Subject: Re: The term "intellectual property" considered useful
From: "Forrest J. Cavalier III" <mibsoft@mibsoftware.com>
Date: Thu, 04 May 2006 09:37:31 -0400

Stephen J. Turnbull wrote:

> Do you have any anecdotes involving Richard Posner, Larry Rosen, Larry
> Lessig, Eben Moglen, or yourself you'd like to present?  If there are
> traps of generalization any of those experts (or experts of similar
> stature) have fallen into, I'll be quite likely to concede your point.
> 
> Can you document ordinary people making an honest effort to understand
> the differences among the laws, and nonetheless falling into false
> generalizations?  Again I'd concede your point.

Do you have any anecdotes involving ordinary people working to discuss
and reform ineffective laws and practices (that give unjust preference to 
individuals) when those people do not understand the laws?

You argue against bad propaganda, and false generalizations, but bad propaganda 
is by definition a deliberate partial truth meant to persuade.

How is being MORE specific, by avoiding the term "intellectual property", bad 
propaganda? [1]  Isn't it the other way around?

Forrest

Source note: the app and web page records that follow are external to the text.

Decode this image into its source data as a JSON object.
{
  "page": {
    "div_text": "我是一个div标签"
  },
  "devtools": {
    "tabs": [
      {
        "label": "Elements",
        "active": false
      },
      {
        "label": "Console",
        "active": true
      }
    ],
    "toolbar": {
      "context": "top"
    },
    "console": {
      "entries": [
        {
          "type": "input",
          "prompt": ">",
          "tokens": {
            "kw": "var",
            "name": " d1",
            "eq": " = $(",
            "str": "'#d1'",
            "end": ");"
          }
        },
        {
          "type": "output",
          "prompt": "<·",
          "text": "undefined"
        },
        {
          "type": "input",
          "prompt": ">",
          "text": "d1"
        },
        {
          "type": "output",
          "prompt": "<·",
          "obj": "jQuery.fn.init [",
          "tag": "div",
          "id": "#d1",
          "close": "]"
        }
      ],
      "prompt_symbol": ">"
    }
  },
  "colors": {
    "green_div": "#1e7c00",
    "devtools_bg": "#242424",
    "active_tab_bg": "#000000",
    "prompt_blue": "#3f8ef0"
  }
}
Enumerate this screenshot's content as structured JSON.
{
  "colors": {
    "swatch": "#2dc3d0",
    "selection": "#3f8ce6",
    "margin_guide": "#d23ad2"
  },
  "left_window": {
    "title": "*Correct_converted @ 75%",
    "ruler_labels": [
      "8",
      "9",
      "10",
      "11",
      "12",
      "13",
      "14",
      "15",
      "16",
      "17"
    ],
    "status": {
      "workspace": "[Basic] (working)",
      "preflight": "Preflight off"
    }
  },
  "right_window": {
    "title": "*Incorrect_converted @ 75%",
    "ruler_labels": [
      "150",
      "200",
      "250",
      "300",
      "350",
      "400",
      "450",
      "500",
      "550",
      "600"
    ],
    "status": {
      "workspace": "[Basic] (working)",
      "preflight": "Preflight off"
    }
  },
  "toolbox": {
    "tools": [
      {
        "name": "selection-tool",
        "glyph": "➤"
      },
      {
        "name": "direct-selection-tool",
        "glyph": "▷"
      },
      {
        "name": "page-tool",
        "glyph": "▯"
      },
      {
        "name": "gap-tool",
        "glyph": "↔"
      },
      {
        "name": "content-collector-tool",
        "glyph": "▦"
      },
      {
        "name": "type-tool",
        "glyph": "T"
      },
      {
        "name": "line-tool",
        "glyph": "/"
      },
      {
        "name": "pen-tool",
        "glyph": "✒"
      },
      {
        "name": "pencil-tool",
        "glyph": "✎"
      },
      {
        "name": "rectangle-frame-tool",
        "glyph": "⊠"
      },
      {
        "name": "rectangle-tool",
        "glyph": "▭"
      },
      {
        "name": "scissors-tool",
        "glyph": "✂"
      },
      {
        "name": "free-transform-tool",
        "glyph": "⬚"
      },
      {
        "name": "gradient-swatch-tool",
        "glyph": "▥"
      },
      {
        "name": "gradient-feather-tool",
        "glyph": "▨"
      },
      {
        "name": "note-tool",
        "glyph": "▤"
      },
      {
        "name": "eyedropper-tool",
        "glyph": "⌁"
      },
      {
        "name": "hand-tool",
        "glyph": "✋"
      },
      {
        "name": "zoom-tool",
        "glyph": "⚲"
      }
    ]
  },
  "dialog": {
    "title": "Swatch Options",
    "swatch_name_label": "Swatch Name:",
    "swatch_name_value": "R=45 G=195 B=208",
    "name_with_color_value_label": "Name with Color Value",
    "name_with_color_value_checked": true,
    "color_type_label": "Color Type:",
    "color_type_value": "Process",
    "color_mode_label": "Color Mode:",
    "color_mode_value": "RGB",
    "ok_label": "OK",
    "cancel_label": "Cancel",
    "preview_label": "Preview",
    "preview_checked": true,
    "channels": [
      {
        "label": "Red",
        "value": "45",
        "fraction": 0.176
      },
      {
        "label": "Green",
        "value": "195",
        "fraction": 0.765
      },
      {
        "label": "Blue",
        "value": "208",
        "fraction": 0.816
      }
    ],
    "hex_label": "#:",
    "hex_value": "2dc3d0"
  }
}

[1] - Many people use the word "propaganda" to mean "bad or misleading 
propaganda."  The definition includes no negative connotation.